chains binding it.

“I want to be free,” I said. “I don’t want to

die in my misery.” Throwing my hand in the

air, I watched my split-second friend fly

away only to perch on another side of the

building.

Movement to the right caught my eye.

There, a few feet from me, stood Cynthia,

staring with a blank face. She just stood

there, motionless, drinking to intoxication

every detail of my sorrow.

“Are you satisfied with this?” I asked. I

studied her for a reaction, but the actress

before me showed none. “I know you hate

me. I know you always want to be one step

ahead of me, but did you have to go this

far?”

“Shut up, you stupid girl,” she said, looking

around to be sure we were alone.

“Why, Cynthia, why?” I asked between

hiccups and sobs. “I just want to know why

you did this. Why did you do this? Why do

you feed off of my sadness?”

“Are you seriously talking to me like that?

Oh, I see that friend of yours has been

giving you some tutorials. Let me make

something clear to you. We are not on the

same page. Do you understand? Life is

made up of two groups of people. The

privileged and the less privileged. It’s not

my fault you belong in the unfortunate

group. There are many schools for peasants

like you. You’re free to try one of them. But
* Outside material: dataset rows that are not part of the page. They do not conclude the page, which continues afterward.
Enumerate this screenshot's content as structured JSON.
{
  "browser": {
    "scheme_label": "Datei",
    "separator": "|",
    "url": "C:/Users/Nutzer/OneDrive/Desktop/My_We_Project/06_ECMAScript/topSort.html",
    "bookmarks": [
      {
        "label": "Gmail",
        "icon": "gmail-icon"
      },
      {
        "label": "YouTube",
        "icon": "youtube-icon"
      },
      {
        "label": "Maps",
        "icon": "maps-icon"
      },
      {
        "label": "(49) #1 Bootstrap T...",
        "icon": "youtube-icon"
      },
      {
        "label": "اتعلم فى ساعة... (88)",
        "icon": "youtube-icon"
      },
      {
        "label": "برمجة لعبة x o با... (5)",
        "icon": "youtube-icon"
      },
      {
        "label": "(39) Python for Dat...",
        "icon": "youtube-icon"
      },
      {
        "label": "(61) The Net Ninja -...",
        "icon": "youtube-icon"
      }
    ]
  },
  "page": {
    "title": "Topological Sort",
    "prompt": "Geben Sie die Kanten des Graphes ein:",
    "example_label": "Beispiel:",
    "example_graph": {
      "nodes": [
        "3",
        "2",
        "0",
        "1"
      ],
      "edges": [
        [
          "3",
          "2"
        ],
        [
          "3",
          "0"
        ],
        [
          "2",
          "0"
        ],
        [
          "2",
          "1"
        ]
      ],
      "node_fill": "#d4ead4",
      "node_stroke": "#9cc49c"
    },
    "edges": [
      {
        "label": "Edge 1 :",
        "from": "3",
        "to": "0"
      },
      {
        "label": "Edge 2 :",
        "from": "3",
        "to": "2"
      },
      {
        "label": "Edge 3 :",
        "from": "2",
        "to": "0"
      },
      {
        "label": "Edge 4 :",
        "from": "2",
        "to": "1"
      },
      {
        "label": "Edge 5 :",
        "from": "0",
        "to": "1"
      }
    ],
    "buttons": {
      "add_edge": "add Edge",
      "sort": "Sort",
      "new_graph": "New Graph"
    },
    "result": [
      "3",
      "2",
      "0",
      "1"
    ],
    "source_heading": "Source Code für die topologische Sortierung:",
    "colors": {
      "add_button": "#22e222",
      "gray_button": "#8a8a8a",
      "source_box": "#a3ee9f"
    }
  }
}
you, dressed in this uniform, and trying to fit

in, it all makes me sick. You’re such a

parasite. Always trying to compete with

me.”

“That’s not true!” I said. “You’re the one

who sees everything as a competition!”

“Do you know how irritating it is that

someone like you is trying to rub shoulders

with me?” she asked.

“I’m not trying to rub shoulders with

anyone,” I retorted.

“Hmm. You’ve grown wings. You are going

to regret every line you just recited, I swear.

Wait till mum hears this. You’re not even

happy you’re not out on the streets! Do you

know what we go through just to

accommodate a pest like you in our house?”

“My father’s house,” I corrected, my voice

crackling with resentment. Rage fought to

overcome me. And this time, I let it win. My

inner demon had been crouching for far too

long. I let it rise. I let it blind me. I glared at

Cynthia and let the fire in my eyes consume

her. Awed into silence, she could only gape

at a part of me I had never let her see.

“I guess you’re on cloud nine right now,” I

said. “What does this add to your life? Do

well to remember that no matter what you

do, my light will always shine through. You

try to bury me, but you don’t know I’m a

seed. You can run home and tell this to

mummy, adding sugar and every other spice

because you’re a spoilt little brat. The

stones you use to pelt me, I will use them to

stand. Just watch. You might even want to

grab some popcorn, because a show is fast

approaching and you are definitely going to

be my audience.”

Cynthia blinked, disbelieving both her eyes

and her ears. She opened her mouth to

speak, but it stayed open, voiceless. After a

second too long, she found her voice. “Are

you forgetting who you’re talking to?”

“You try to be happy, but deep down you’re

just as sad as I am,” I said, smoldering her

with my gaze to rub it in. I could tell it

unnerved her. And I enjoyed every bit of it.

“You’re depressed, and though you have

everything, it’s as though you have nothing.

And truly, you have nothing. You wonder

what’s missing in your life, but you can’t

place a finger on it. You can’t place a finger

on it because you’ve blinded yourself from

seeing what’s missing in your life.”

Without waiting to see her reaction, I

whirled on my heels. Simultaneously, the bell

for the next period rang. Each second drew

me nearer to the moment my scholarship

would be stripped from me, and I would drop

out of school. More tears blurred my vision.

I couldn’t go to class in this state. I sprinted

to the sickbay, my new-found sanctuary.

“They want to withdraw my scholarship,” I

said to Stella. “It’s over for me now.”

.

To be continued..

Leave a Reply

Your email address will not be published. Required fields are marked *